▶ Problem to solve
The lines you return must be all those in the data that hold the string "Edit".

▶ Records
◇ ◇ ◇ ◇ ◇

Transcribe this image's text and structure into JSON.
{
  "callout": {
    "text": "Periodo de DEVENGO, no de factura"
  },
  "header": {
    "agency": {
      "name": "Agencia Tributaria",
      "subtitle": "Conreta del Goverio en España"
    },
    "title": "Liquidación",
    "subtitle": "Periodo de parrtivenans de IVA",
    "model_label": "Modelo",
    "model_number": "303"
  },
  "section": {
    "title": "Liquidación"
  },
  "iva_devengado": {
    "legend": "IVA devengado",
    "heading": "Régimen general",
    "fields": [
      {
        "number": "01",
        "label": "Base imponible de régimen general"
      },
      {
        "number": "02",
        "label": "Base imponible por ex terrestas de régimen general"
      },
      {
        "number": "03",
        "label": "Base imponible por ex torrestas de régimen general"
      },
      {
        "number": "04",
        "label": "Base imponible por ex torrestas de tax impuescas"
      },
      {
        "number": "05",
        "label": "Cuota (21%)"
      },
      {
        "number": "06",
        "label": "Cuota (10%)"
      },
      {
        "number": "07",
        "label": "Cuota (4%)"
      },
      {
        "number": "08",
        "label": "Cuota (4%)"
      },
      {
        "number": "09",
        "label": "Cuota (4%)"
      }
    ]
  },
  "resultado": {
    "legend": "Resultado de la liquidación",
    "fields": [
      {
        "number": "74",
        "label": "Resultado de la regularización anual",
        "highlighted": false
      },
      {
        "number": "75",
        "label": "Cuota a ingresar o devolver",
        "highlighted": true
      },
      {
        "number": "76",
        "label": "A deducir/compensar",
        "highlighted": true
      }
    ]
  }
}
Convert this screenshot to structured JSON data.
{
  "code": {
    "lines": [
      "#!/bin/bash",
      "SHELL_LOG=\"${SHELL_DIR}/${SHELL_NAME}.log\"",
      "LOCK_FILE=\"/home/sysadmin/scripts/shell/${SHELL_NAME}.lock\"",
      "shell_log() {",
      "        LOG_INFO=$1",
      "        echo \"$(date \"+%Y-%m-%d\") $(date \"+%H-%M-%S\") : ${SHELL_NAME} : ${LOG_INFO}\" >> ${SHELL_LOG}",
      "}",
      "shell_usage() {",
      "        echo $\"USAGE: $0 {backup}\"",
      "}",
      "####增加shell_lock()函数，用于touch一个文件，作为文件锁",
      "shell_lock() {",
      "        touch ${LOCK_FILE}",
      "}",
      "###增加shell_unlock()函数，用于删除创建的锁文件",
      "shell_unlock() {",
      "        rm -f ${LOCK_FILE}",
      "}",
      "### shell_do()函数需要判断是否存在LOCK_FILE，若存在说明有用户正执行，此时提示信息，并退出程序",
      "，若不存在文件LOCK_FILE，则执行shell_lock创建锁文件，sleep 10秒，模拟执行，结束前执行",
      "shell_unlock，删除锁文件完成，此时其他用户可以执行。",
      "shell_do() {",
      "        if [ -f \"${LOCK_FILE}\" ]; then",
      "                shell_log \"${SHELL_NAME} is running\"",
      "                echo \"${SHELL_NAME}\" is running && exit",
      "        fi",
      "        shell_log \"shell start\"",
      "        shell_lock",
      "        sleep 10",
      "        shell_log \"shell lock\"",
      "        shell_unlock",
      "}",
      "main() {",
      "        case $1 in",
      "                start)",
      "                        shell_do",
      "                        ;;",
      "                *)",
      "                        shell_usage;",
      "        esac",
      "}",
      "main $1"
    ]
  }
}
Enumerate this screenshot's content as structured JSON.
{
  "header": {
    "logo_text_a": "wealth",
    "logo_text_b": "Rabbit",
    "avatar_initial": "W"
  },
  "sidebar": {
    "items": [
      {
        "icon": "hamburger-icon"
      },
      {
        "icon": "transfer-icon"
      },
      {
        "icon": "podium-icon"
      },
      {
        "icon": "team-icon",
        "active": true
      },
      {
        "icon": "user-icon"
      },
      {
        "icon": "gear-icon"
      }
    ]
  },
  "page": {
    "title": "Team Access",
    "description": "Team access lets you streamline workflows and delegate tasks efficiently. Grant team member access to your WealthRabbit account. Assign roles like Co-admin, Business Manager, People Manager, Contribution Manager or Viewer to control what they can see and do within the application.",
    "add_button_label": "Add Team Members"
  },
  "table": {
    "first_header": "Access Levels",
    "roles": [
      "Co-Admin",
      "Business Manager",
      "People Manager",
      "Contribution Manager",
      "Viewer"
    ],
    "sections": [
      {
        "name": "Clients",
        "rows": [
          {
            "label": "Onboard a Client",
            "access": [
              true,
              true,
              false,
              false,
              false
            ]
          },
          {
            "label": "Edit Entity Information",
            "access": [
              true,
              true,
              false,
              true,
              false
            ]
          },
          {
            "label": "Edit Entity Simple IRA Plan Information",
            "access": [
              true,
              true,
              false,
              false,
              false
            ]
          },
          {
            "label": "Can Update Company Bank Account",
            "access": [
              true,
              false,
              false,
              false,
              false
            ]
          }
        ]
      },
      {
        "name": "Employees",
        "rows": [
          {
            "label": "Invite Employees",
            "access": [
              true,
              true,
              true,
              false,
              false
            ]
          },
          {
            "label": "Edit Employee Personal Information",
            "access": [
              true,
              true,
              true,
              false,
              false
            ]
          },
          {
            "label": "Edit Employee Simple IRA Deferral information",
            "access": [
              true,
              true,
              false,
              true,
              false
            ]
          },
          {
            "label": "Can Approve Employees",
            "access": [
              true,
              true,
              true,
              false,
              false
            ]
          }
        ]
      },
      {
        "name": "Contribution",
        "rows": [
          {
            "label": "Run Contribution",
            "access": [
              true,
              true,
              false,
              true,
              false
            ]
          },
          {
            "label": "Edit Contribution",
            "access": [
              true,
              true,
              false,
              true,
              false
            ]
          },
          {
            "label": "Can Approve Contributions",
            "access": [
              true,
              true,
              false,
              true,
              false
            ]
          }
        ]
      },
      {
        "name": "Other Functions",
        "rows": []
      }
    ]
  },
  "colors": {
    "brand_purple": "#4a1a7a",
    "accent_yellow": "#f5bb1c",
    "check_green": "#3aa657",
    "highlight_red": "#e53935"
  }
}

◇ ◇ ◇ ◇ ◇

▶ Answer space
            "label": "Edit Entity Information",
            "label": "Edit Entity Simple IRA Plan Information",
            "label": "Edit Employee Personal Information",
            "label": "Edit Employee Simple IRA Deferral information",
            "label": "Edit Contribution",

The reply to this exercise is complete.